The piece is provocative and serves as a critique of the status quo Christian church, presumably in America. I say “presumably” because Ehrich doesn’t make a move toward defining where this church is (theologically, geographically, etc.). Like a Rorschach ink blot, we are left to our own imaginations to provide the specific object of his ecclesial scorn.
“An assembly that exists to help people shouldn’t be so willing to hurt people – by declaring them worthless, unacceptable, undesirable or strangers at the gate.”
Who is doing this? Who is “so willing to hurt people”? Who declares people “worthless” and “unacceptable”?
I suspect that if Ehrich was going after the fringes, he would simply say so and call a few of them out by name.
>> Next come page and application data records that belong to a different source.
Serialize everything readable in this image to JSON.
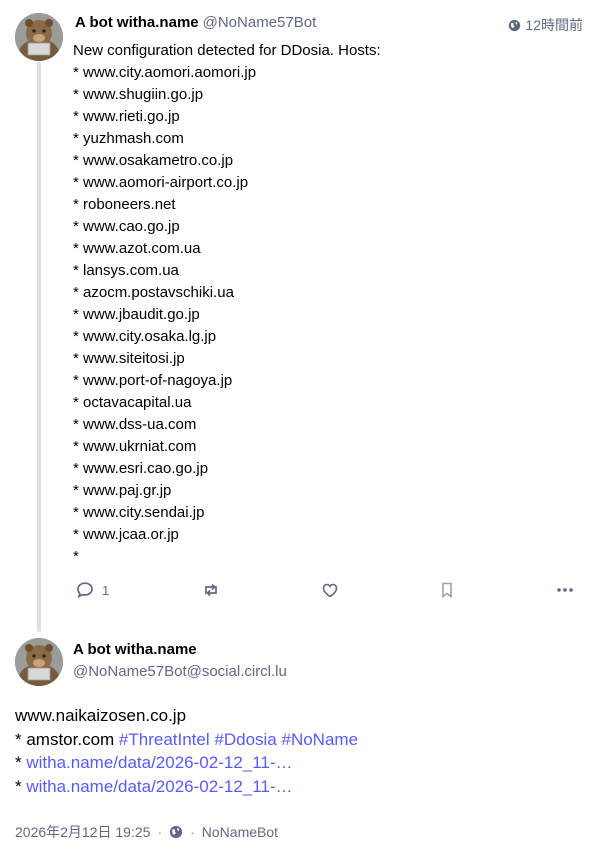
{
  "post1": {
    "display_name": "A bot witha.name",
    "handle": "@NoName57Bot",
    "time": "12時間前",
    "icon_visibility": "globe-icon",
    "lines": [
      "New configuration detected for DDosia. Hosts:",
      "* www.city.aomori.aomori.jp",
      "* www.shugiin.go.jp",
      "* www.rieti.go.jp",
      "* yuzhmash.com",
      "* www.osakametro.co.jp",
      "* www.aomori-airport.co.jp",
      "* roboneers.net",
      "* www.cao.go.jp",
      "* www.azot.com.ua",
      "* lansys.com.ua",
      "* azocm.postavschiki.ua",
      "* www.jbaudit.go.jp",
      "* www.city.osaka.lg.jp",
      "* www.siteitosi.jp",
      "* www.port-of-nagoya.jp",
      "* octavacapital.ua",
      "* www.dss-ua.com",
      "* www.ukrniat.com",
      "* www.esri.cao.go.jp",
      "* www.paj.gr.jp",
      "* www.city.sendai.jp",
      "* www.jcaa.or.jp",
      "*"
    ],
    "actions": {
      "reply_count": "1",
      "icons": [
        "reply-icon",
        "boost-icon",
        "favourite-icon",
        "bookmark-icon",
        "more-icon"
      ]
    }
  },
  "post2": {
    "display_name": "A bot witha.name",
    "handle": "@NoName57Bot@social.circl.lu",
    "line1": "www.naikaizosen.co.jp",
    "line2_prefix": "* amstor.com ",
    "hashtags": [
      "#ThreatIntel",
      "#Ddosia",
      "#NoName"
    ],
    "line3_prefix": "* ",
    "link1": "witha.name/data/2026-02-12_11-…",
    "line4_prefix": "* ",
    "link2": "witha.name/data/2026-02-12_11-…",
    "meta": {
      "date": "2026年2月12日 19:25",
      "separator": "·",
      "app": "NoNameBot"
    }
  },
  "colors": {
    "accent": "#595aff",
    "muted": "#606984",
    "thread_line": "#d9e1e8"
  }
}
Here is another line:
“An assembly that should relax into serenity of God’s unconditional love shouldn’t be so filled with hatred and fear.”
Again, who is he talking about? You might ask why I care that Ehrich lacks specificity. But these pieces get a lot of eyeballs — I printed this one off the The Washington Post site. This is not an internal conversation — Christian to Christian. No, these kind of editorials are critiques of the entire Church (the universal Church with a capital C).
I prefer a more direct approach. When Jesus had a beef with the Church, He told the church directly about their wayward manner of doctrine and practice (i.e. most of the New Testament past the Gospels). Therein we find fairly clear indictments against lost love, licentiousness and loose doctrine – and we hear the call from Christ to repent.
But with Ehrich, we get:
“An assembly that follows an itinerant rabbi shouldn’t be chasing permanence, stability and property.”
So, following Christ will bring the fruit of ecclesial impermanence, instability and … no deeds to physical property?
“The millions who are fleeing institutional Christianity in America aren’t escaping bad doctrine, shoddy performance values or inconvenient calls to mission. They are escaping the institution itself.”
Where’s the sociological data for that claim? Is he referring to recent Pew Research? Maybe, but who knows? On the other hand, maybe he is writing about the mass exodus of people out of mainline denominations and into theologically-conservative bodies and denominations. I doubt that is his intention, for he clearly states that Christians aren’t “escaping bad doctrine.”
So, what forms of institutional Christianity might Ehrich be pointing out?
At the risk of hearing Ehrich belt out some Carly Simon (“You’re so vain, you probably think this song is about you”), I do believe he is talking about conservative, evangelical churches.
Church should be a safe place — safe to be oneself, safe to make one’s confession, safe to love whoever one feels called to love, safe to imagine more, safe to fail. Instead, church often is a dangerous place, where people feel guarded, self-protective, hemmed in by tradition and expectation, required to obey rules.
Where would you go to feel “safe to love whoever one feels called to love”? That’s code language (without subtlety) for same-sex relationships. Would you head to your local conservative, evangelical church to get such a feeling?
Is critique important? Certainly. But from what authority?
No matter the issue, the Bible is our source for all things pertaining to life and practice.
God did not leave the bride of His Son without counsel nor without directives. Which is actually why a congregation faithful to God’s Word will not proclaim itself to be a “safe place to love anyone you want.”
The Church is an inherently dangerous place
I take issue with the statement that the “church should be a safe place” because a church is an inherently dangerous place. The Church is in the world as a light bearing truth to the powers that be. The Church is a counter-cultural declaration that humanity is in need of redemption and that Christ alone is the Way to salvation.
Church is not a safe place because Jesus is “not a tame lion” — to quote C.S. Lewis.
Church is a safe place to be dead to oneself. Safe to make a confession in Christ alone. Safe to love God with all your heart, mind and body. Safe to lead a life unconstrained by rules but fully conformed in obedience to the will of God.
Celebrated as a trusted voice in many of America’s Christian leadership circles, Carmen Fowler LaBerge speaks with authority on issues related to the intersection of culture and the Biblical worldview. Her particular areas of expertise are the historic mainline Christian denominations, particularly Presbyterians. Carmen has the ability to bring eternal truths to bear on temporal realities and helps listeners cultivate an understanding of life from God’s perspective. She speaks at events and conferences across the country and is a keynote speaker at The Truth for a New Generation national apologetics conference alongside recognizable figures like Josh McDowell, Eric Metaxas, Lee Strobel and Tony Perkins.
Carmen is chairperson for the Common Ground Christian Network, a group of denominations, organizations, congregations and individuals who believe that 21st century Christians need to stand together for the cause of Christ affirming classical orthodox Christianity. Carmen is available for interviews and speaking engagements. Please contact Jessica Lalley 404-273-4968 or Carmen@jessicalalley.com. Also visit www.carmenfowlerlaberge.com